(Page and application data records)

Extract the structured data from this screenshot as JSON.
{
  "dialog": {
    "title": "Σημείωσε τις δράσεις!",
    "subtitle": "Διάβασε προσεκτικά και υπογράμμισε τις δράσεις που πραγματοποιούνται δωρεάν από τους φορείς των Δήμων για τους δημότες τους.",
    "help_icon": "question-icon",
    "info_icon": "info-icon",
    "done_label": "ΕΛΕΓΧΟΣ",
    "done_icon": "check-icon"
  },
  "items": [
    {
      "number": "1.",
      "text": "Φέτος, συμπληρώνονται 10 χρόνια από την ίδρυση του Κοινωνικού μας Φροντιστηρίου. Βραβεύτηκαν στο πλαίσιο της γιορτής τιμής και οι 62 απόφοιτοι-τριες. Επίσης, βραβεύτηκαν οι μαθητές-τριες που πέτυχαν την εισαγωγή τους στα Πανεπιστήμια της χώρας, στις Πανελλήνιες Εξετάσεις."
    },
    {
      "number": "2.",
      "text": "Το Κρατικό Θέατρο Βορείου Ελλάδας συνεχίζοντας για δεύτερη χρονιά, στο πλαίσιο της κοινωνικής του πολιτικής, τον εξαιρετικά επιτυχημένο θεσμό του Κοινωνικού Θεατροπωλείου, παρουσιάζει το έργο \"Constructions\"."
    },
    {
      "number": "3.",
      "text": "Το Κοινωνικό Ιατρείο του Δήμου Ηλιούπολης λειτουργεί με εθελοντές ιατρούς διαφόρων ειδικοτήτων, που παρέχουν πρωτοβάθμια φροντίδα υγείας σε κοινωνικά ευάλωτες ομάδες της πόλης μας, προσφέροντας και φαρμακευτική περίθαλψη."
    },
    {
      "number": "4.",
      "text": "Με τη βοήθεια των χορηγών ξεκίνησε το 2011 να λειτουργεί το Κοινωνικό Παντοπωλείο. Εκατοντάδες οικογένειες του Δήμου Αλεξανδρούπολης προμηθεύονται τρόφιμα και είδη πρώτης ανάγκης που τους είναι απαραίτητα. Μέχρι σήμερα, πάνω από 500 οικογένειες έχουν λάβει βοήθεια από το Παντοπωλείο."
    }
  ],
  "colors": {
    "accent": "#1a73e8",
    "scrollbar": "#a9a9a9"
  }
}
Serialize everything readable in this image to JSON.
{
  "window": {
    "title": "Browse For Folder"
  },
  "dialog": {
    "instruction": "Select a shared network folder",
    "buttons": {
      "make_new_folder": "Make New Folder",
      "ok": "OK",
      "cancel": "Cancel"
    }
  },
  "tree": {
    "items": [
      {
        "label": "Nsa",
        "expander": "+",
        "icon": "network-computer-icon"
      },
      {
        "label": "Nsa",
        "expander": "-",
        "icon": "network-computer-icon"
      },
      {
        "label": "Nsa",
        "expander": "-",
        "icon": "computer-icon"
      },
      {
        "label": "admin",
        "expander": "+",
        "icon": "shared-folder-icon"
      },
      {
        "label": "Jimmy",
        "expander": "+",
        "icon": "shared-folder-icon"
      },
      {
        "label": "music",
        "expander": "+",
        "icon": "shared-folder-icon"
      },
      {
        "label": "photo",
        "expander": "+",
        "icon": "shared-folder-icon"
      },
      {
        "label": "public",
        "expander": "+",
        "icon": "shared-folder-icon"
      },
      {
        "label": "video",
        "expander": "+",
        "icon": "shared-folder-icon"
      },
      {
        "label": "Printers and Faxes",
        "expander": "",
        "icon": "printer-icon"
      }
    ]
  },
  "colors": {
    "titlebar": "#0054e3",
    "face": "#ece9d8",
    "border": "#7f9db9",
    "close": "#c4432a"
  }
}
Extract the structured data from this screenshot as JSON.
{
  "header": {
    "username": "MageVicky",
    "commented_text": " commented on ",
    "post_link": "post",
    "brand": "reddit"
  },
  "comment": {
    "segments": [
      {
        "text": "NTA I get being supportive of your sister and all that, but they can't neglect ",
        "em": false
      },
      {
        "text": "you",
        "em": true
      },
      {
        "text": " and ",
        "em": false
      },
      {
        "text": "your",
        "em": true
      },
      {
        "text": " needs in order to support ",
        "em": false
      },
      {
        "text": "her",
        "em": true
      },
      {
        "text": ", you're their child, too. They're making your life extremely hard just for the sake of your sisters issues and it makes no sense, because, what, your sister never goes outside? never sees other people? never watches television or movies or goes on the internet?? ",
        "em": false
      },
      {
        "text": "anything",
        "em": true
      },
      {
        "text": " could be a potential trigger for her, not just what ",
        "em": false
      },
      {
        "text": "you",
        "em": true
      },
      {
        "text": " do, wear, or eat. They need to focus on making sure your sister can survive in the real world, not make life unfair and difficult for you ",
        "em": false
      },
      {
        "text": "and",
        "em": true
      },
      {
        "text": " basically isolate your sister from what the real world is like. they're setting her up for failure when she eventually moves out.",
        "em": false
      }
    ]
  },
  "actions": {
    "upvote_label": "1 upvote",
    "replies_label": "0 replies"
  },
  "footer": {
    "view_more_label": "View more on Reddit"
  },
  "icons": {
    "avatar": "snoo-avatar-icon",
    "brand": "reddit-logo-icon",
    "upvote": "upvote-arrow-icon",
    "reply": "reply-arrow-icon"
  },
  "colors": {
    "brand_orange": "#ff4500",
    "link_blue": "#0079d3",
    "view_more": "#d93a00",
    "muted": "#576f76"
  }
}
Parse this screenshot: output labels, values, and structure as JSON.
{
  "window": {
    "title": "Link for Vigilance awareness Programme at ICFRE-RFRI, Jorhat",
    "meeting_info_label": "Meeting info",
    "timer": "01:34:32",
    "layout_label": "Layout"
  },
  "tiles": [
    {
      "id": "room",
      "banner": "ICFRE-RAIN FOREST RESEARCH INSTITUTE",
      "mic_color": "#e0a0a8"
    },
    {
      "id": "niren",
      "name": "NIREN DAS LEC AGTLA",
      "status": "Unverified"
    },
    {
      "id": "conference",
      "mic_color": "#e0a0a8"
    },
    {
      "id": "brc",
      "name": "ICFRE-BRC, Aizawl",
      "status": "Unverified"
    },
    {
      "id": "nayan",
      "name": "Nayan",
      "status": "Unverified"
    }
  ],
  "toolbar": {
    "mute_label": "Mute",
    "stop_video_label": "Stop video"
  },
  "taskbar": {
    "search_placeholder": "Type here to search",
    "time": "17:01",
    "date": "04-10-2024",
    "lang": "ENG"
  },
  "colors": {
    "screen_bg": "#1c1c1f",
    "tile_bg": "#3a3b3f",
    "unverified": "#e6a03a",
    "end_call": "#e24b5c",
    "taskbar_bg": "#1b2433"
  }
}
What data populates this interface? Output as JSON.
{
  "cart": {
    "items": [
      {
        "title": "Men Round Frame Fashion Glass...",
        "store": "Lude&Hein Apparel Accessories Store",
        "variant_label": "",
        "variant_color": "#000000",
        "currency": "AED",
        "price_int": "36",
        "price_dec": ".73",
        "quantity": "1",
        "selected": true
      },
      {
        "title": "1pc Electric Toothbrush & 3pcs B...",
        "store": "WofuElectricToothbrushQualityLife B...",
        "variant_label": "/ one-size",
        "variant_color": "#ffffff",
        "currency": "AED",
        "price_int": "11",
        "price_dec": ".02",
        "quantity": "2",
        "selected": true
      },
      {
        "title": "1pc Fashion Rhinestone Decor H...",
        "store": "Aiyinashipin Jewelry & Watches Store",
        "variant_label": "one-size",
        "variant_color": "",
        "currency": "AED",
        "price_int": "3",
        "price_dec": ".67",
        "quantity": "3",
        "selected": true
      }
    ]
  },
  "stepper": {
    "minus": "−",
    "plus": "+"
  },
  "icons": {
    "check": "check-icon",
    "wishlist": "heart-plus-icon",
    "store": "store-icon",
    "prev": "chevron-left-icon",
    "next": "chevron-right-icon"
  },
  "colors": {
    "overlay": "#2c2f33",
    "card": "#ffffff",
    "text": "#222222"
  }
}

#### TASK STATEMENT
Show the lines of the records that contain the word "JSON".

#### SOLVED EXERCISE
Extract the structured data from this screenshot as JSON.
Serialize everything readable in this image to JSON.
Extract the structured data from this screenshot as JSON.
Parse this screenshot: output labels, values, and structure as JSON.
What data populates this interface? Output as JSON.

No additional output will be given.